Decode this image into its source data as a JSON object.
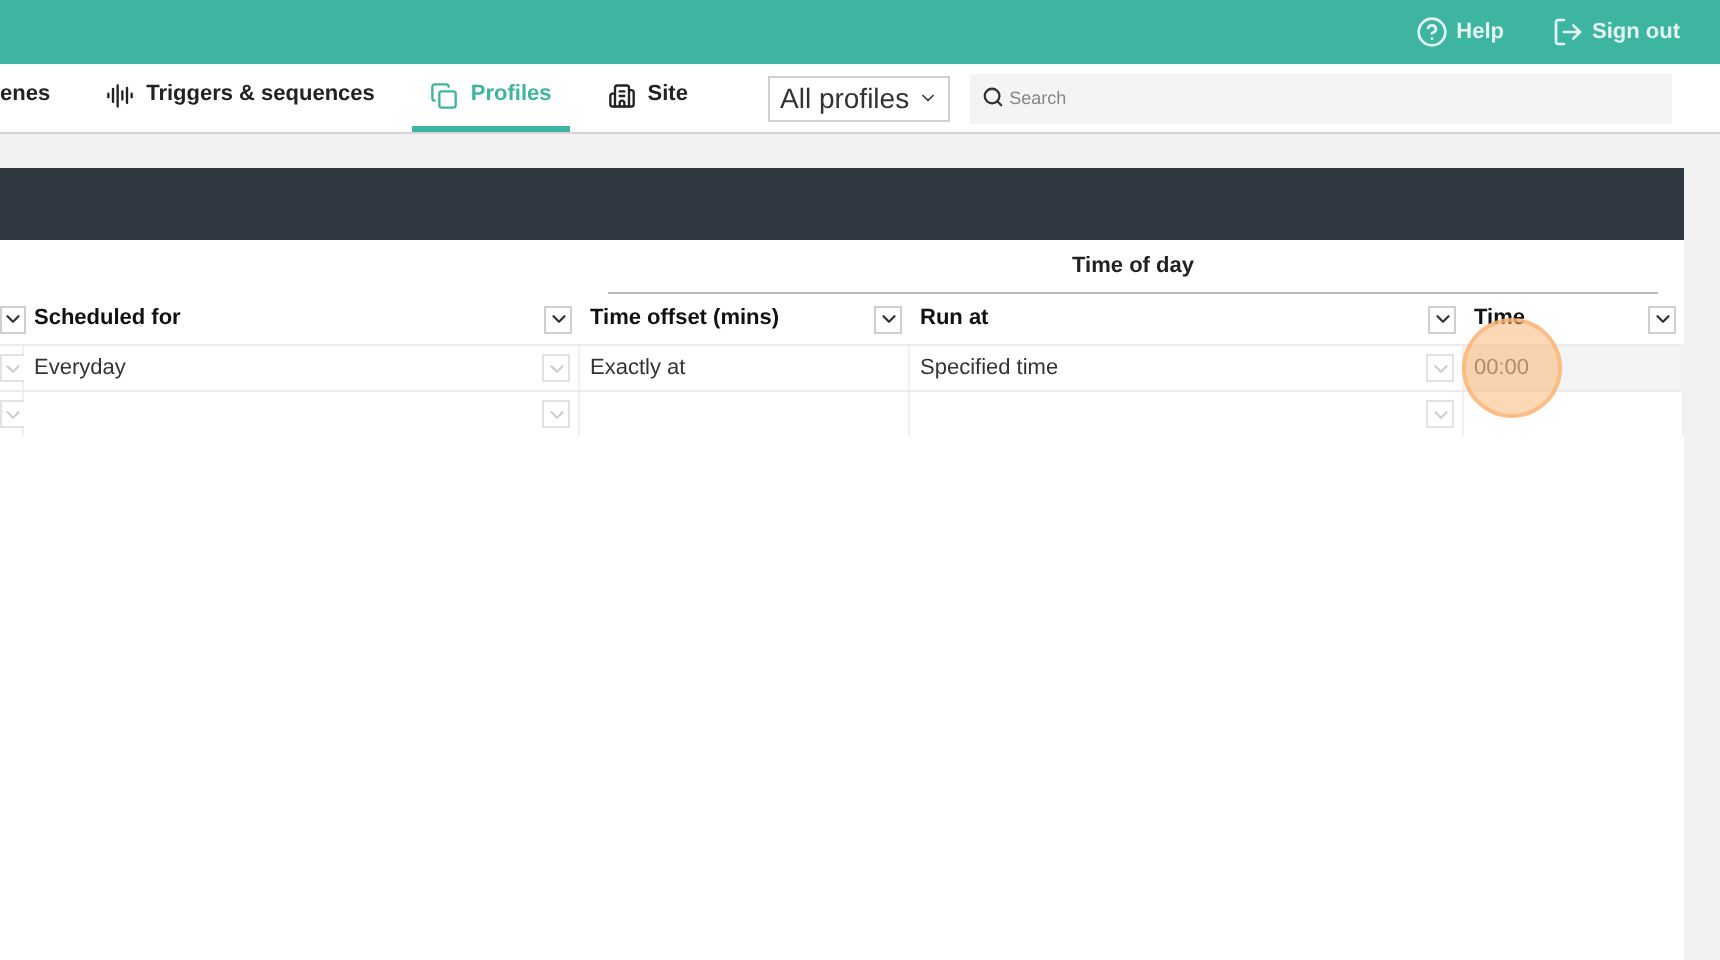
{
  "header": {
    "links": [
      {
        "kind": "help",
        "label": "Help"
      },
      {
        "kind": "signout",
        "label": "Sign out"
      }
    ]
  },
  "nav": {
    "tabs": [
      {
        "kind": "scenes",
        "label": "enes",
        "selected": false
      },
      {
        "kind": "triggers",
        "label": "Triggers & sequences",
        "selected": false
      },
      {
        "kind": "profiles",
        "label": "Profiles",
        "selected": true
      },
      {
        "kind": "site",
        "label": "Site",
        "selected": false
      }
    ],
    "profile_select": {
      "value": "All profiles"
    },
    "search": {
      "placeholder": "Search"
    }
  },
  "table": {
    "group_header": "Time of day",
    "columns": [
      {},
      {
        "label": "Scheduled for"
      },
      {
        "label": "Time offset (mins)"
      },
      {
        "label": "Run at"
      },
      {
        "label": "Time"
      }
    ],
    "rows": [
      {
        "cells": [
          {
            "kind": "select",
            "selected": false
          },
          {
            "text": "Everyday",
            "kind": "select",
            "selected": false
          },
          {
            "text": "Exactly at",
            "kind": "text",
            "selected": false
          },
          {
            "text": "Specified time",
            "kind": "select",
            "selected": false
          },
          {
            "text": "00:00",
            "kind": "text",
            "selected": true
          }
        ]
      },
      {
        "cells": [
          {
            "kind": "select",
            "selected": false
          },
          {
            "kind": "select",
            "selected": false
          },
          {
            "kind": "text",
            "selected": false
          },
          {
            "kind": "select",
            "selected": false
          },
          {
            "kind": "text",
            "selected": false
          }
        ]
      }
    ]
  }
}
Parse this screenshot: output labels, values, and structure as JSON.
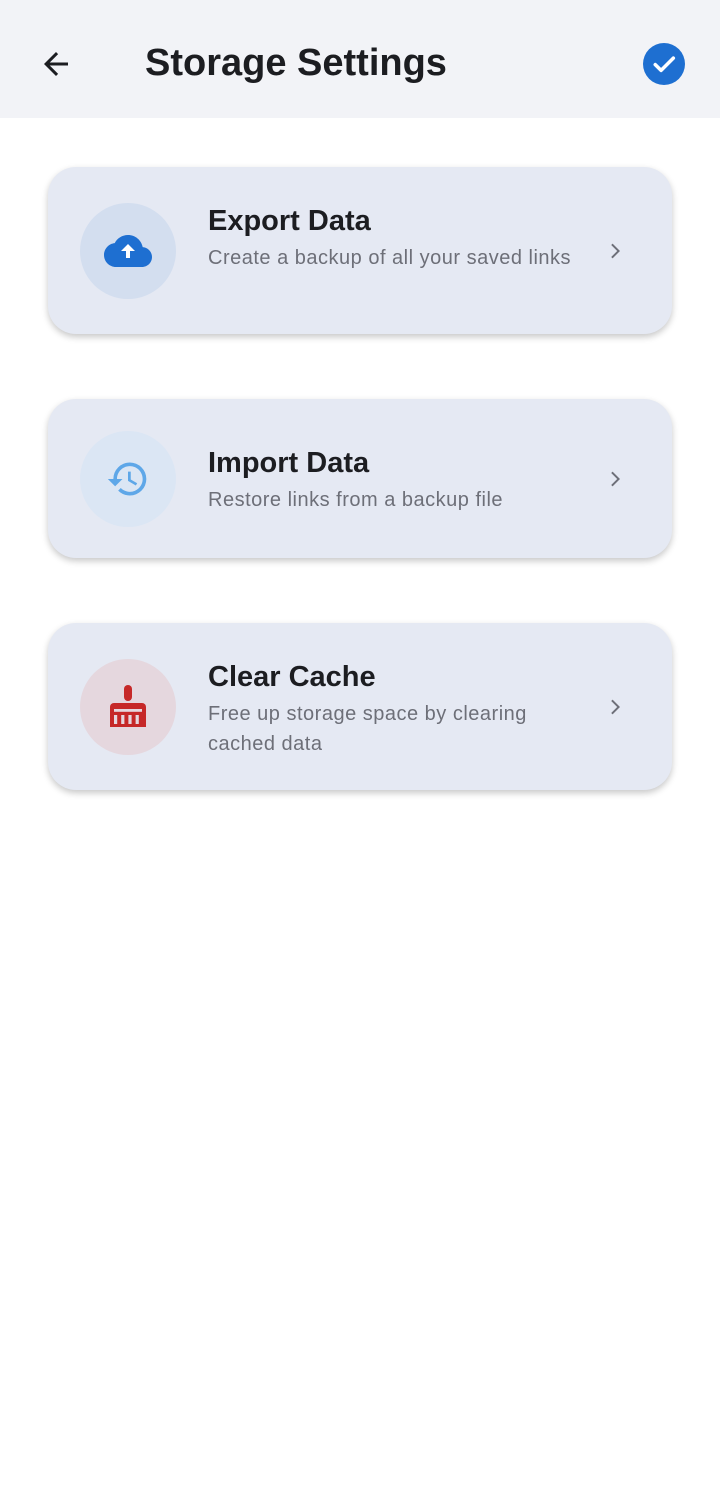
{
  "appbar": {
    "title": "Storage Settings",
    "back_icon": "arrow-left-icon",
    "confirm_icon": "check-circle-icon",
    "accent": "#1e6fd1"
  },
  "items": [
    {
      "title": "Export Data",
      "subtitle": "Create a backup of all your saved links",
      "icon": "cloud-upload-icon",
      "icon_color": "#1e6fd1"
    },
    {
      "title": "Import Data",
      "subtitle": "Restore links from a backup file",
      "icon": "history-restore-icon",
      "icon_color": "#5ea7e8"
    },
    {
      "title": "Clear Cache",
      "subtitle": "Free up storage space by clearing cached data",
      "icon": "broom-icon",
      "icon_color": "#c62828"
    }
  ]
}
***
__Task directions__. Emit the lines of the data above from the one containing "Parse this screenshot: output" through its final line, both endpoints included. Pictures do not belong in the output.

__Exercise result__.
Parse this screenshot: output labels, values, and structure as JSON.
{
  "appbar": {
    "title": "Storage Settings",
    "back_icon": "arrow-left-icon",
    "confirm_icon": "check-circle-icon",
    "accent": "#1e6fd1"
  },
  "items": [
    {
      "title": "Export Data",
      "subtitle": "Create a backup of all your saved links",
      "icon": "cloud-upload-icon",
      "icon_color": "#1e6fd1"
    },
    {
      "title": "Import Data",
      "subtitle": "Restore links from a backup file",
      "icon": "history-restore-icon",
      "icon_color": "#5ea7e8"
    },
    {
      "title": "Clear Cache",
      "subtitle": "Free up storage space by clearing cached data",
      "icon": "broom-icon",
      "icon_color": "#c62828"
    }
  ]
}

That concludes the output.